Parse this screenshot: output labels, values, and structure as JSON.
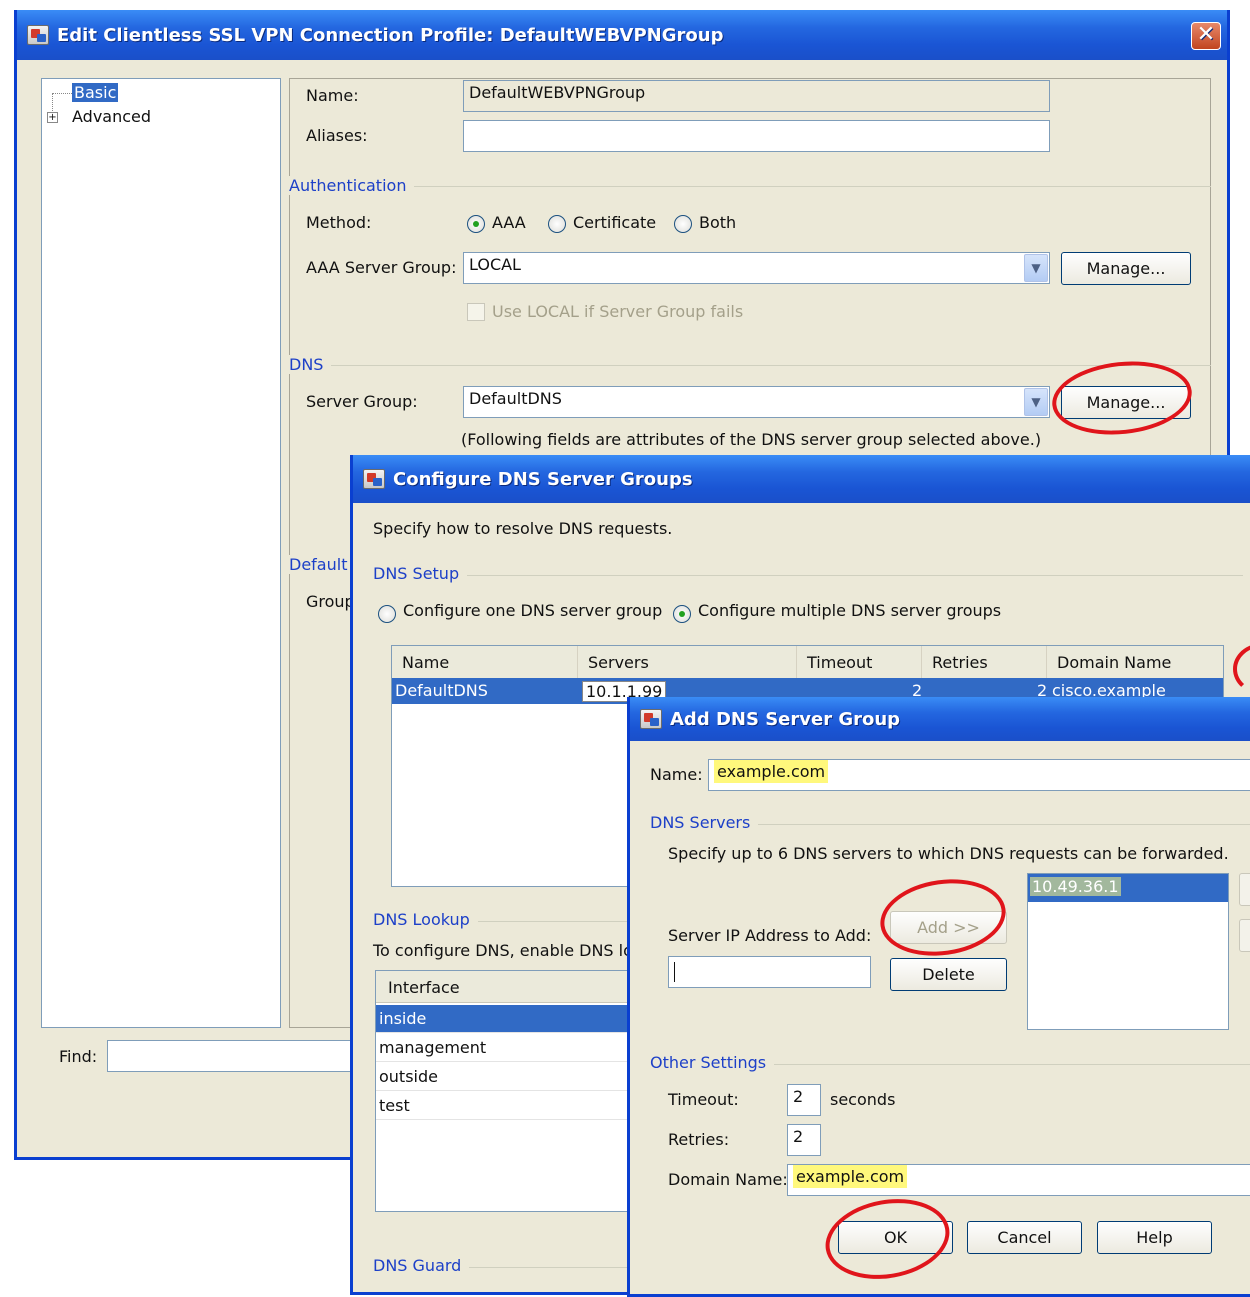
{
  "main": {
    "title": "Edit Clientless SSL VPN Connection Profile: DefaultWEBVPNGroup",
    "close_glyph": "✕",
    "tree": [
      {
        "label": "Basic",
        "selected": true
      },
      {
        "label": "Advanced",
        "expander": "+"
      }
    ],
    "find_label": "Find:",
    "name_label": "Name:",
    "name_value": "DefaultWEBVPNGroup",
    "aliases_label": "Aliases:",
    "aliases_value": "",
    "auth_title": "Authentication",
    "method_label": "Method:",
    "method_options": [
      "AAA",
      "Certificate",
      "Both"
    ],
    "method_selected": "AAA",
    "aaa_group_label": "AAA Server Group:",
    "aaa_group_value": "LOCAL",
    "manage_label": "Manage...",
    "use_local_label": "Use LOCAL if Server Group fails",
    "dns_title": "DNS",
    "server_group_label": "Server Group:",
    "server_group_value": "DefaultDNS",
    "dns_note": "(Following fields are attributes of the DNS server group selected above.)",
    "default_title_partial": "Default",
    "group_label_partial": "Group"
  },
  "configure": {
    "title": "Configure DNS Server Groups",
    "intro": "Specify how to resolve DNS requests.",
    "setup_title": "DNS Setup",
    "opt_one": "Configure one DNS server group",
    "opt_multiple": "Configure multiple DNS server groups",
    "selected_option": "multiple",
    "table_headers": [
      "Name",
      "Servers",
      "Timeout",
      "Retries",
      "Domain Name"
    ],
    "table_rows": [
      {
        "name": "DefaultDNS",
        "servers": "10.1.1.99",
        "timeout": "2",
        "retries": "2",
        "domain": "cisco.example"
      }
    ],
    "lookup_title": "DNS Lookup",
    "lookup_text": "To configure DNS, enable DNS lookup",
    "interface_header": "Interface",
    "interfaces": [
      {
        "label": "inside",
        "selected": true
      },
      {
        "label": "management",
        "selected": false
      },
      {
        "label": "outside",
        "selected": false
      },
      {
        "label": "test",
        "selected": false
      }
    ],
    "guard_title": "DNS Guard"
  },
  "add": {
    "title": "Add DNS Server Group",
    "name_label": "Name:",
    "name_value": "example.com",
    "servers_title": "DNS Servers",
    "servers_text": "Specify up to 6 DNS servers to which DNS requests can be forwarded.",
    "ip_label": "Server IP Address to Add:",
    "ip_value": "",
    "add_button": "Add >>",
    "delete_button": "Delete",
    "server_list": [
      "10.49.36.1"
    ],
    "other_title": "Other Settings",
    "timeout_label": "Timeout:",
    "timeout_value": "2",
    "timeout_unit": "seconds",
    "retries_label": "Retries:",
    "retries_value": "2",
    "domain_label": "Domain Name:",
    "domain_value": "example.com",
    "ok_button": "OK",
    "cancel_button": "Cancel",
    "help_button": "Help"
  },
  "colors": {
    "titlebar": "#1a55d4",
    "window_bg": "#ece9d8",
    "selection": "#316ac5",
    "highlight": "#fff87c",
    "annotation": "#e0151b",
    "section_title": "#1d40c8"
  }
}
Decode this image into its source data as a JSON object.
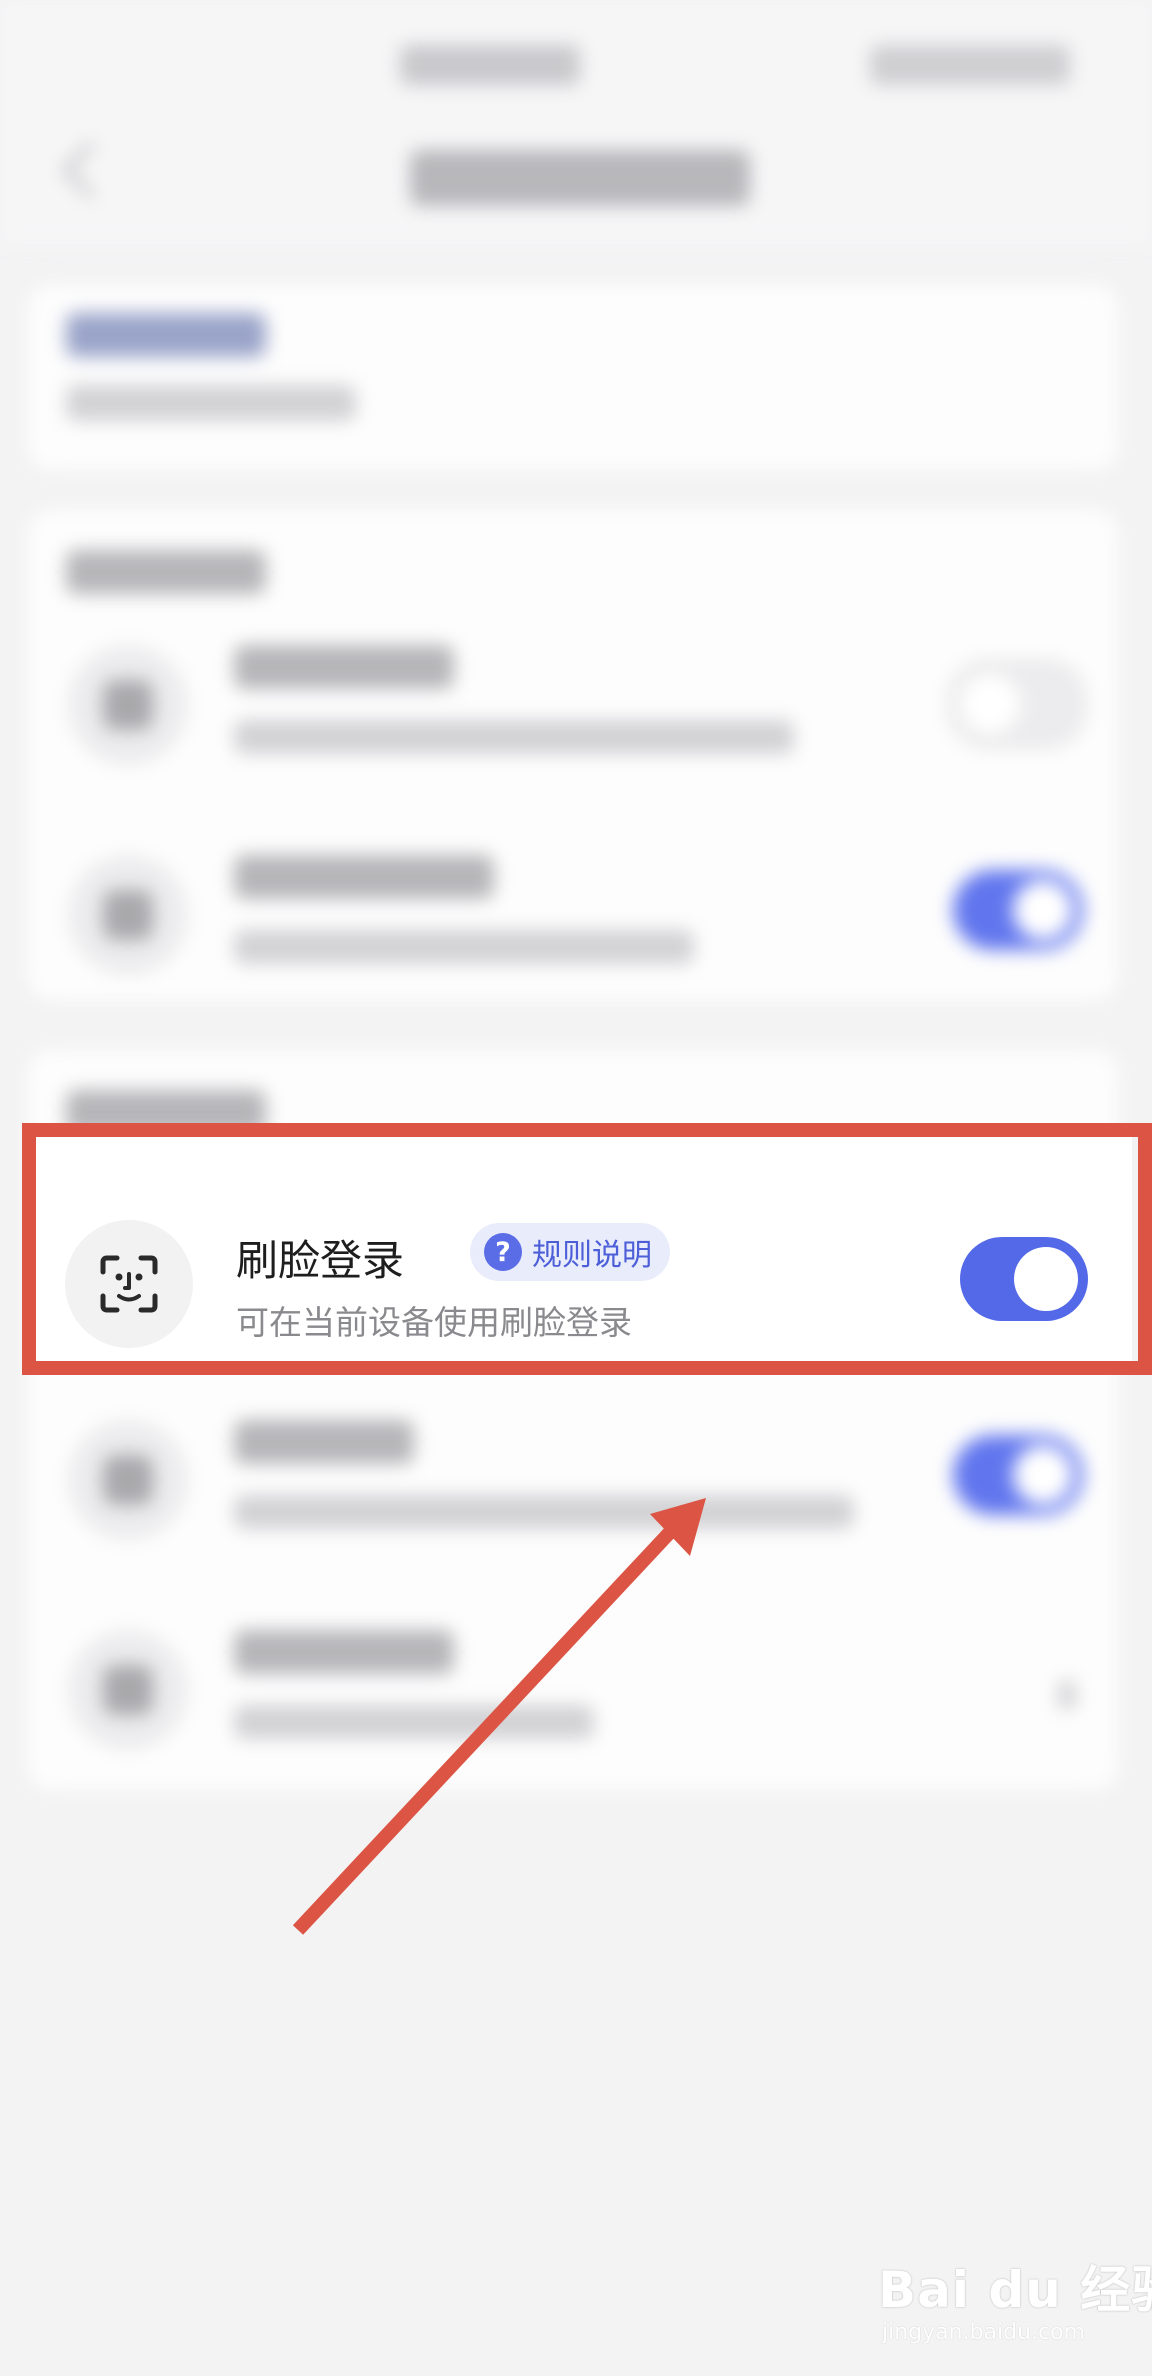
{
  "face_login": {
    "title": "刷脸登录",
    "rule_label": "规则说明",
    "rule_icon": "question-icon",
    "subtitle": "可在当前设备使用刷脸登录",
    "icon": "face-scan-icon",
    "toggle_on": true
  },
  "colors": {
    "accent": "#5469e8",
    "highlight_frame": "#dc5443",
    "arrow": "#dc5443"
  },
  "watermark": {
    "logo": "Bai du 经验",
    "url": "jingyan.baidu.com"
  }
}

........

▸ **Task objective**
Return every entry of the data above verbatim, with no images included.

▸ **Output for this exercise**
Parse this screenshot: output labels, values, and structure as JSON.
{
  "main": {
    "title": "Edit Clientless SSL VPN Connection Profile: DefaultWEBVPNGroup",
    "close_glyph": "✕",
    "tree": [
      {
        "label": "Basic",
        "selected": true
      },
      {
        "label": "Advanced",
        "expander": "+"
      }
    ],
    "find_label": "Find:",
    "name_label": "Name:",
    "name_value": "DefaultWEBVPNGroup",
    "aliases_label": "Aliases:",
    "aliases_value": "",
    "auth_title": "Authentication",
    "method_label": "Method:",
    "method_options": [
      "AAA",
      "Certificate",
      "Both"
    ],
    "method_selected": "AAA",
    "aaa_group_label": "AAA Server Group:",
    "aaa_group_value": "LOCAL",
    "manage_label": "Manage...",
    "use_local_label": "Use LOCAL if Server Group fails",
    "dns_title": "DNS",
    "server_group_label": "Server Group:",
    "server_group_value": "DefaultDNS",
    "dns_note": "(Following fields are attributes of the DNS server group selected above.)",
    "default_title_partial": "Default",
    "group_label_partial": "Group"
  },
  "configure": {
    "title": "Configure DNS Server Groups",
    "intro": "Specify how to resolve DNS requests.",
    "setup_title": "DNS Setup",
    "opt_one": "Configure one DNS server group",
    "opt_multiple": "Configure multiple DNS server groups",
    "selected_option": "multiple",
    "table_headers": [
      "Name",
      "Servers",
      "Timeout",
      "Retries",
      "Domain Name"
    ],
    "table_rows": [
      {
        "name": "DefaultDNS",
        "servers": "10.1.1.99",
        "timeout": "2",
        "retries": "2",
        "domain": "cisco.example"
      }
    ],
    "lookup_title": "DNS Lookup",
    "lookup_text": "To configure DNS, enable DNS lookup",
    "interface_header": "Interface",
    "interfaces": [
      {
        "label": "inside",
        "selected": true
      },
      {
        "label": "management",
        "selected": false
      },
      {
        "label": "outside",
        "selected": false
      },
      {
        "label": "test",
        "selected": false
      }
    ],
    "guard_title": "DNS Guard"
  },
  "add": {
    "title": "Add DNS Server Group",
    "name_label": "Name:",
    "name_value": "example.com",
    "servers_title": "DNS Servers",
    "servers_text": "Specify up to 6 DNS servers to which DNS requests can be forwarded.",
    "ip_label": "Server IP Address to Add:",
    "ip_value": "",
    "add_button": "Add >>",
    "delete_button": "Delete",
    "server_list": [
      "10.49.36.1"
    ],
    "other_title": "Other Settings",
    "timeout_label": "Timeout:",
    "timeout_value": "2",
    "timeout_unit": "seconds",
    "retries_label": "Retries:",
    "retries_value": "2",
    "domain_label": "Domain Name:",
    "domain_value": "example.com",
    "ok_button": "OK",
    "cancel_button": "Cancel",
    "help_button": "Help"
  },
  "colors": {
    "titlebar": "#1a55d4",
    "window_bg": "#ece9d8",
    "selection": "#316ac5",
    "highlight": "#fff87c",
    "annotation": "#e0151b",
    "section_title": "#1d40c8"
  }
}
Decode this image into its source data as a JSON object.
{
  "face_login": {
    "title": "刷脸登录",
    "rule_label": "规则说明",
    "rule_icon": "question-icon",
    "subtitle": "可在当前设备使用刷脸登录",
    "icon": "face-scan-icon",
    "toggle_on": true
  },
  "colors": {
    "accent": "#5469e8",
    "highlight_frame": "#dc5443",
    "arrow": "#dc5443"
  },
  "watermark": {
    "logo": "Bai du 经验",
    "url": "jingyan.baidu.com"
  }
}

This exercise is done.